Like having a traffic cop in your PC
You know how Hong Kong businesses have a cavalier attitude to software copyright, and people copy programs right and left for use or sale to staff and associates? Well, a company called WRQ has opened an office in Hong Kong to sell Express Meter 3.5, a piece of computer software which tells you when you are breaking the rules. Say you buy a few pieces of software and write '10 users' on the licence forms.
But your business grows, and you eventually have 438 people using them in your Hong Kong office and twice that number in China.

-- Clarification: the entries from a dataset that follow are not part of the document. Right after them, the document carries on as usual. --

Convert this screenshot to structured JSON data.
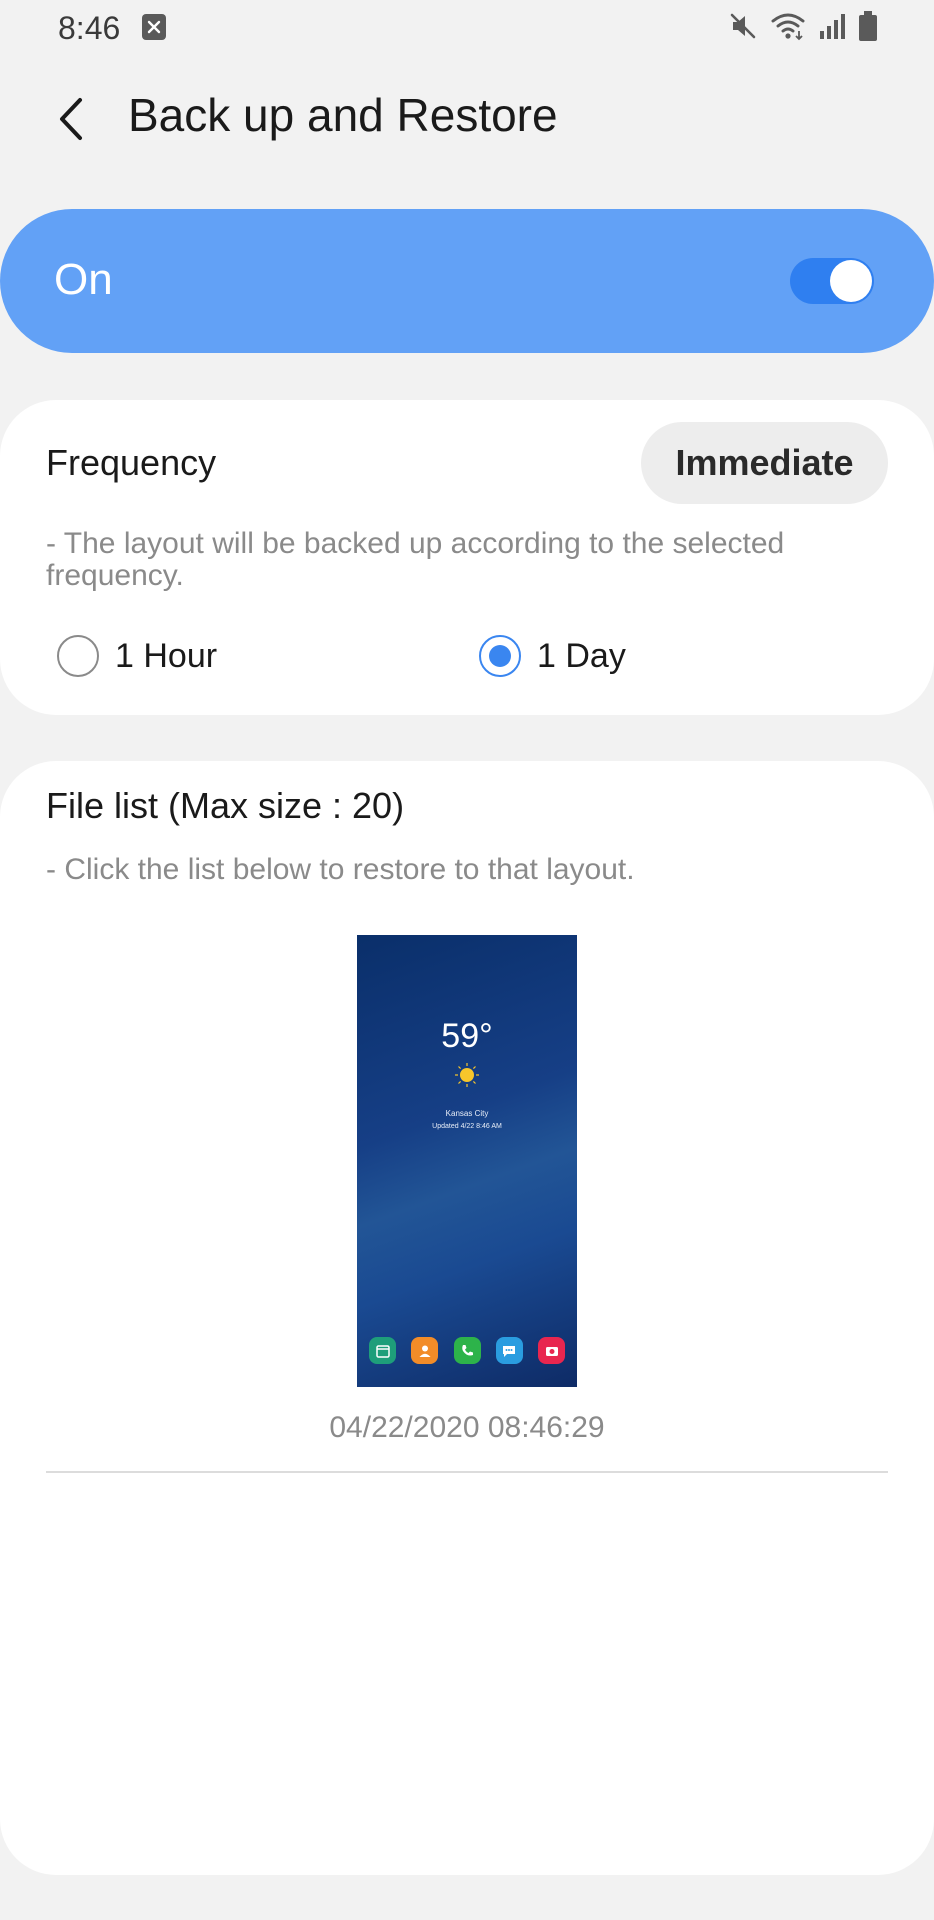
{
  "status_bar": {
    "time": "8:46",
    "icons": [
      "notification-icon",
      "mute-icon",
      "wifi-icon",
      "signal-icon",
      "battery-icon"
    ]
  },
  "header": {
    "title": "Back up and Restore",
    "back_icon": "chevron-left-icon"
  },
  "master_switch": {
    "label": "On",
    "state": "on",
    "accent": "#62a1f6"
  },
  "frequency": {
    "title": "Frequency",
    "immediate_label": "Immediate",
    "description": "- The layout will be backed up according to the selected frequency.",
    "options": [
      {
        "label": "1 Hour",
        "selected": false
      },
      {
        "label": "1 Day",
        "selected": true
      }
    ]
  },
  "file_list": {
    "title": "File list (Max size : 20)",
    "description": "- Click the list below to restore to that layout.",
    "items": [
      {
        "timestamp": "04/22/2020 08:46:29",
        "preview": {
          "temperature": "59°",
          "city": "Kansas City",
          "updated": "Updated 4/22 8:46 AM",
          "dock_apps": [
            "calendar-icon",
            "contacts-icon",
            "phone-icon",
            "messages-icon",
            "camera-icon"
          ]
        }
      }
    ]
  },
  "colors": {
    "accent": "#3a86f0",
    "background": "#f2f2f2",
    "card": "#ffffff"
  }
}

Express Meter 3.5 will pop up on your screen and say: 'You are currently in violation of licence agreements for [x number] of applications.' In other words, you pay money to buy a piece of software which announces loud and clear when you are being crooked, just in case your conscience is not doing its job (not that could possibly apply to any Hong Kong business people, as the Governor's critics regularly point out).
The Hong Kong office of WRQ wins our award for taking on the Toughest Sales Challenge Known to Mankind. On sale in Seibu, Pacific Place, spotted by reader Edwin of Quarry Bay: 'Stainless Pork.' What's this? Food genetically engineered for messy eaters? Paul Grover, a customer of Citibank Hong Kong, decided to get hold of their latest product, Direct Access. This is a wonderful software program that lets you do your banking through a normal home computer.
Being a bit of a computer whiz, Paul noticed a few minor bugs, and was looking through the program's code, when he found the following words: 'This copy is for demonstration purposes only.' 'Perhaps Citibank should get a licensed copy,' Paul suggested.
Or perhaps the bank should get Express Meter 3.5? A reader notes that Shanghai is about to get a branch of the multi-national insurance company General Accident.
'What a name,' he said. 'It is kind of like opening a life insurance company named Death.' Tony Arkey of Regal International Properties found an ad in Rugby World for Impress brand 'quality custom-made mouthguards'. These are things that rugby-players use to prevent their teeth from being kicked in. At the bottom of the ad are the mysterious words: 'State shoe size.' Perhaps they also send you some boots so you can kick the other guy's teeth in.
Now this is cheeky. The Economist Intelligence Unit used to have a newsletter called Travel Industry Monitor , edited out of Paris by former long-time Hong Kong resident Nancy Cockerell.
It had the distinctive little red box on the cover containing the initials EIU, with 'Economist Intelligence Unit' underneath.
But the EIU recently sold its tourism division.
Murray Bailey, a Hong Kong resident who publishes Travel Business Analyst , picked up a copy of the rival publication after it had been sold. It still has the logo and the initials EIU and the words 'Economist Intelligence Unit'. But in tiny print above it, are the words 'previously published by'.
Murray reckons he can also use the EIU logo, and add, in tiny writing 'never published by'. It's a neat idea. I think I'll add 'Pulitzer prize winning reporter' to my byline, surmounted by 'not a' in tiny letters. I was complaining about misguided attacks on the word Peking yesterday. A new street sign in Tsim Sha Tsui informs us that Peking Road is now 'Peaking Road', I hear from Robby Yung of Central.
'This must be as good as it gets,' said Robby. I'm sure the late great John Lennon would revolve in his grave at 45 rpm if he saw that his doodles were being treated as fine art, and displayed in a top Hong Kong hotel for the glitterati to bid for.
His favourite title for himself was Working Class Hero, and he hated cynical marketing ploys. 'I don't care too much for money . . .' The press release says he used an 'interesting technique' called 'the art of quick sketching'.
Give me a break.
Just a thought: It may be hard for a rich man to enter heaven, but it's often hard for a poor man to stay on earth.